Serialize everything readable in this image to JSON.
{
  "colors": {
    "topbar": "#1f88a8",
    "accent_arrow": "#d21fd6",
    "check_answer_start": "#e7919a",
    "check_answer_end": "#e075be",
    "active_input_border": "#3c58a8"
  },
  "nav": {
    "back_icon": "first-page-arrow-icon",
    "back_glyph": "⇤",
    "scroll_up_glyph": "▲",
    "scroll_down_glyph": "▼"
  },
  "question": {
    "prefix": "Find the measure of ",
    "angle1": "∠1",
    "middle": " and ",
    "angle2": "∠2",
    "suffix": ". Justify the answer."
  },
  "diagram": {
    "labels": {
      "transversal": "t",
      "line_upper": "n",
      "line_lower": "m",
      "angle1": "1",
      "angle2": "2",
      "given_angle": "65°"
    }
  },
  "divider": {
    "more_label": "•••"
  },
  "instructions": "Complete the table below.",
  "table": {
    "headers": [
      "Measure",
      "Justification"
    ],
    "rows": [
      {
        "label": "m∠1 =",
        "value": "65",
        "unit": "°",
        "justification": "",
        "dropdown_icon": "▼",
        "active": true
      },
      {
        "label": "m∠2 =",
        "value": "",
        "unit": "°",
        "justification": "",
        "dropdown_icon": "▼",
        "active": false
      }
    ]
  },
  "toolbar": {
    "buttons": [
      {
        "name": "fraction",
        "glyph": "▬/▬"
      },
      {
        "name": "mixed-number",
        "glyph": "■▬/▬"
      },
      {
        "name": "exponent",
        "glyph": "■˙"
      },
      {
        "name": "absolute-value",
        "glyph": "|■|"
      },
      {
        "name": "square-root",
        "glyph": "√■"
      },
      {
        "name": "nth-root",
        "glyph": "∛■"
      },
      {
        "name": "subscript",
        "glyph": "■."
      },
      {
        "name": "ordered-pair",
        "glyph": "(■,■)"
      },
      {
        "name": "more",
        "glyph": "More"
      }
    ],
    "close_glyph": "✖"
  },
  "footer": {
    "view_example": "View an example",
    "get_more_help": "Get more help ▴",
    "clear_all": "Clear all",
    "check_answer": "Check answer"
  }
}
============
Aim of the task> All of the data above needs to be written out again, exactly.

Problem solution>
Serialize everything readable in this image to JSON.
{
  "colors": {
    "topbar": "#1f88a8",
    "accent_arrow": "#d21fd6",
    "check_answer_start": "#e7919a",
    "check_answer_end": "#e075be",
    "active_input_border": "#3c58a8"
  },
  "nav": {
    "back_icon": "first-page-arrow-icon",
    "back_glyph": "⇤",
    "scroll_up_glyph": "▲",
    "scroll_down_glyph": "▼"
  },
  "question": {
    "prefix": "Find the measure of ",
    "angle1": "∠1",
    "middle": " and ",
    "angle2": "∠2",
    "suffix": ". Justify the answer."
  },
  "diagram": {
    "labels": {
      "transversal": "t",
      "line_upper": "n",
      "line_lower": "m",
      "angle1": "1",
      "angle2": "2",
      "given_angle": "65°"
    }
  },
  "divider": {
    "more_label": "•••"
  },
  "instructions": "Complete the table below.",
  "table": {
    "headers": [
      "Measure",
      "Justification"
    ],
    "rows": [
      {
        "label": "m∠1 =",
        "value": "65",
        "unit": "°",
        "justification": "",
        "dropdown_icon": "▼",
        "active": true
      },
      {
        "label": "m∠2 =",
        "value": "",
        "unit": "°",
        "justification": "",
        "dropdown_icon": "▼",
        "active": false
      }
    ]
  },
  "toolbar": {
    "buttons": [
      {
        "name": "fraction",
        "glyph": "▬/▬"
      },
      {
        "name": "mixed-number",
        "glyph": "■▬/▬"
      },
      {
        "name": "exponent",
        "glyph": "■˙"
      },
      {
        "name": "absolute-value",
        "glyph": "|■|"
      },
      {
        "name": "square-root",
        "glyph": "√■"
      },
      {
        "name": "nth-root",
        "glyph": "∛■"
      },
      {
        "name": "subscript",
        "glyph": "■."
      },
      {
        "name": "ordered-pair",
        "glyph": "(■,■)"
      },
      {
        "name": "more",
        "glyph": "More"
      }
    ],
    "close_glyph": "✖"
  },
  "footer": {
    "view_example": "View an example",
    "get_more_help": "Get more help ▴",
    "clear_all": "Clear all",
    "check_answer": "Check answer"
  }
}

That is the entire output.